◆ **Exercise materials**
-- Opening Marker --

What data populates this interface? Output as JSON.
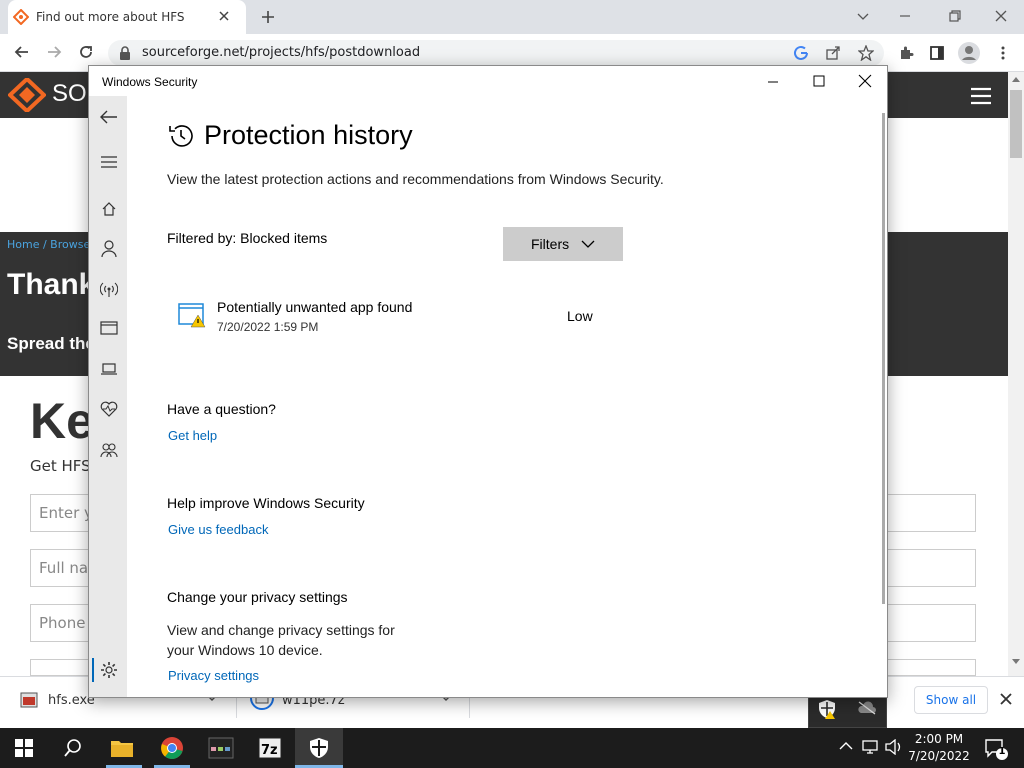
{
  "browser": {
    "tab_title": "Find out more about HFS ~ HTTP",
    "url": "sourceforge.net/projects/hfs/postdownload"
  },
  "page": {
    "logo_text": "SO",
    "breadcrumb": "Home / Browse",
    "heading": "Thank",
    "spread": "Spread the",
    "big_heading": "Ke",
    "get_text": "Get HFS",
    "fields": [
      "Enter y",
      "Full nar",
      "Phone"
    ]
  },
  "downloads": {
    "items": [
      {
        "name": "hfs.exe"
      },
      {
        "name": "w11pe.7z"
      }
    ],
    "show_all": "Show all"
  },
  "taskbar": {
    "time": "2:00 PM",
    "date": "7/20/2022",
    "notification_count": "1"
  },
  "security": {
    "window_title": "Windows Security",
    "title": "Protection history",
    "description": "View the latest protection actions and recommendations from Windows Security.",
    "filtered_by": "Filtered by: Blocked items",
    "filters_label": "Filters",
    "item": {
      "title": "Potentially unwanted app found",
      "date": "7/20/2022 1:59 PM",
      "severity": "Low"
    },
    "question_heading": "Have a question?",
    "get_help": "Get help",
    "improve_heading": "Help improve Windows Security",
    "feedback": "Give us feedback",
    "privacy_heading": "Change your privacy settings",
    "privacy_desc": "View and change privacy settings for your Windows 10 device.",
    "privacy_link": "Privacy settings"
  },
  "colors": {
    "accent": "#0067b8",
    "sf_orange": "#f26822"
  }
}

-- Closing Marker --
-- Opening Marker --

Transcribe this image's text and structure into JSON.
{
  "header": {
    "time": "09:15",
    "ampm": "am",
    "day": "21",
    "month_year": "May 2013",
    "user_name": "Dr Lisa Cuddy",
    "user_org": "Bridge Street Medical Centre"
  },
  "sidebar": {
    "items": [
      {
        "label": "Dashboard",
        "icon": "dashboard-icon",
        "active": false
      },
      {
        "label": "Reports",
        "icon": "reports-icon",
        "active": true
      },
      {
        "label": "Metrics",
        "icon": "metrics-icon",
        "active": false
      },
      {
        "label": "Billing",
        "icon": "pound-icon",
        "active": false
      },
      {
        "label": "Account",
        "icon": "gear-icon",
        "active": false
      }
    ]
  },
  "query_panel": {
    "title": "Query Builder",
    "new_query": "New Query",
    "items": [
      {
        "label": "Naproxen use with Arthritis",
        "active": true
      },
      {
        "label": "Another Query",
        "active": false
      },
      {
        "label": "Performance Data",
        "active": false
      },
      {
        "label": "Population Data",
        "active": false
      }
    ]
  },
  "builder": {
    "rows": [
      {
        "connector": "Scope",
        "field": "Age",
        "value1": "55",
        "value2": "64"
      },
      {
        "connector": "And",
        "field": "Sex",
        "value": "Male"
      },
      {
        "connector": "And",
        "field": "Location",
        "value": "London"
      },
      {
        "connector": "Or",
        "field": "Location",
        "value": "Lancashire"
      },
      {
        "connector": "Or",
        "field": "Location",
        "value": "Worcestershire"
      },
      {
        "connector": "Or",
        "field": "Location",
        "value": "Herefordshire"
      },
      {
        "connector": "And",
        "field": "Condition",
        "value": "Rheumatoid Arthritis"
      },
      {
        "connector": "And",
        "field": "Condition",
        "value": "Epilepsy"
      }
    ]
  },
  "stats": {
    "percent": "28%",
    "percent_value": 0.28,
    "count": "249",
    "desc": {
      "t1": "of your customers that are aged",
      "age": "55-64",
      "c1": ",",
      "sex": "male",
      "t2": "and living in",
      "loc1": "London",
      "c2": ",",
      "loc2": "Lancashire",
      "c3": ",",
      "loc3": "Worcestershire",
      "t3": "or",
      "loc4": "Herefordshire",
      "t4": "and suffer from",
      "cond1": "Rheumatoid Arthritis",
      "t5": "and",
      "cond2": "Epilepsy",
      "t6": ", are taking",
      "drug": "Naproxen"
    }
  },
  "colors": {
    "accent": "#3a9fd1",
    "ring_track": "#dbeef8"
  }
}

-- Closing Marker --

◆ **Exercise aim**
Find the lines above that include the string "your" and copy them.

◆ **Exercise output**
    "privacy_heading": "Change your privacy settings",
    "privacy_desc": "View and change privacy settings for your Windows 10 device.",
      "t1": "of your customers that are aged",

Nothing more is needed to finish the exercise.